* _EXERCISE DIRECTIONS_
Where does the string "atharv" appear in the records? Copy every line that contains it.

(App and web page records)
═══

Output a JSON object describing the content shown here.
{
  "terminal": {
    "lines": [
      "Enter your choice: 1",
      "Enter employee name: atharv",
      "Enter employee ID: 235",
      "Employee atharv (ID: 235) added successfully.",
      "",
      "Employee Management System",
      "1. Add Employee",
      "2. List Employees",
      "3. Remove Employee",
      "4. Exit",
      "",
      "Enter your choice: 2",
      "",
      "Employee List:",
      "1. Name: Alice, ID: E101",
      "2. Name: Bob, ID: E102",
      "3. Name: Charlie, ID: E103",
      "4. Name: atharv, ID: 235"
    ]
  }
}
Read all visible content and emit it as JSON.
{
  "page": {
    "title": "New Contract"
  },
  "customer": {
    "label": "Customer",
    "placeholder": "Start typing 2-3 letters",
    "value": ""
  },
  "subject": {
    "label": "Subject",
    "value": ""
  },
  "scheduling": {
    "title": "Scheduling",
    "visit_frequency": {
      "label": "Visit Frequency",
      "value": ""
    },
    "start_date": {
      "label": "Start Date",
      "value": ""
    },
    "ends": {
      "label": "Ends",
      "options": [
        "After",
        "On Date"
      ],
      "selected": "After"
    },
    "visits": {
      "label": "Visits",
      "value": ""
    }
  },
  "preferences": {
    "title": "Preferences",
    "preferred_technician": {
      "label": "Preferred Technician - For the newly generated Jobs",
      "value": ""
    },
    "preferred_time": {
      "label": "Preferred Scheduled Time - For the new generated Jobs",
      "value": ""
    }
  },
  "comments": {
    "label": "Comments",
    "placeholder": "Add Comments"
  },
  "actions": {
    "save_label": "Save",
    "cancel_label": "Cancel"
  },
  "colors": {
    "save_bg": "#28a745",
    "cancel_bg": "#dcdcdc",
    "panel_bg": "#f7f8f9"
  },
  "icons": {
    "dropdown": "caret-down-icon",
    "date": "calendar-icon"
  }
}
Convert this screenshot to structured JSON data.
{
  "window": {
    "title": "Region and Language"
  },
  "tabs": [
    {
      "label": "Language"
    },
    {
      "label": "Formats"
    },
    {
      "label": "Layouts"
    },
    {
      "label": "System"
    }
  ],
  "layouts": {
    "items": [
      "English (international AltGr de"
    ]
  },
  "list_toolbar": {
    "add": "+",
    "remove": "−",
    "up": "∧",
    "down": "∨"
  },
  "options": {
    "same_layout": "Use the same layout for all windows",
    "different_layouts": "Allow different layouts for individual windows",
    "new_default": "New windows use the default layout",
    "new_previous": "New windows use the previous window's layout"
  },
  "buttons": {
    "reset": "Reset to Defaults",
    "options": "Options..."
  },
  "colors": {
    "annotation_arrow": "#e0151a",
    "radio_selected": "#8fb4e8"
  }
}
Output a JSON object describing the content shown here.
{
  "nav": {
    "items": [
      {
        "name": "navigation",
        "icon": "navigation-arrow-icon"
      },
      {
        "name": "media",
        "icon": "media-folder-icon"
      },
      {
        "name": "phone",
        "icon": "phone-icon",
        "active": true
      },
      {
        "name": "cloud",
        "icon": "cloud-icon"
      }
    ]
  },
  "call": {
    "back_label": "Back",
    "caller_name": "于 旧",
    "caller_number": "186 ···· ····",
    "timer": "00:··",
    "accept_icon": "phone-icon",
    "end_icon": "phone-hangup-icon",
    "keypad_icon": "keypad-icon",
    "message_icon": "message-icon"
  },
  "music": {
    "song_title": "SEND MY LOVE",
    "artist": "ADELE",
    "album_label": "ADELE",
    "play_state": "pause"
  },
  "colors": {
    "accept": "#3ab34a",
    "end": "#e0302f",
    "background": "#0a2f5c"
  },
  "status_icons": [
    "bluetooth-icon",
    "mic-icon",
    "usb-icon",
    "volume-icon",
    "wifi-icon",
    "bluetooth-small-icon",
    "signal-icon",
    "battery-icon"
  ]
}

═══

* _PROBLEM SOLUTION_
      "Enter employee name: atharv",
      "Employee atharv (ID: 235) added successfully.",
      "4. Name: atharv, ID: 235"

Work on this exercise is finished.